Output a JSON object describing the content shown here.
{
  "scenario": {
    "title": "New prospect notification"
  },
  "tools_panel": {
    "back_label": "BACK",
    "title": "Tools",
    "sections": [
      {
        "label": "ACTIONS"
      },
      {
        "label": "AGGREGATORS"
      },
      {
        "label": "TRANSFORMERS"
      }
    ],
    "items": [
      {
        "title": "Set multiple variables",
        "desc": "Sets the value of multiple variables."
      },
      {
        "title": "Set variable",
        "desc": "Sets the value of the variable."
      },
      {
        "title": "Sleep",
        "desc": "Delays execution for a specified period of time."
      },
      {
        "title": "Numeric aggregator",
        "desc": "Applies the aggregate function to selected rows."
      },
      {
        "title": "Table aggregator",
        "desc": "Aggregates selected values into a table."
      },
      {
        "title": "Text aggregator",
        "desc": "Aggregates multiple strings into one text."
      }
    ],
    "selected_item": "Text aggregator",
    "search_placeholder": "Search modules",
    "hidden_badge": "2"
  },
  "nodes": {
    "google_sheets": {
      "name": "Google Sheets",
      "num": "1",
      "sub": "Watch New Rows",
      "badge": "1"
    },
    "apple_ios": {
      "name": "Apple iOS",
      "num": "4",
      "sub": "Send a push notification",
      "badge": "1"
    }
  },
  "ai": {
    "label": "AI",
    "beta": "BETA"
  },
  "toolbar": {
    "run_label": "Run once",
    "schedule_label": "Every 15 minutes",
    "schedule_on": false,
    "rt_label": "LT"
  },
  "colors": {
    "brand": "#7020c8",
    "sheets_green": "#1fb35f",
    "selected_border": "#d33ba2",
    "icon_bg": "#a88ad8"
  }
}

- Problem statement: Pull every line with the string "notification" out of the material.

- Answer for the task:
    "title": "New prospect notification"
      "sub": "Send a push notification",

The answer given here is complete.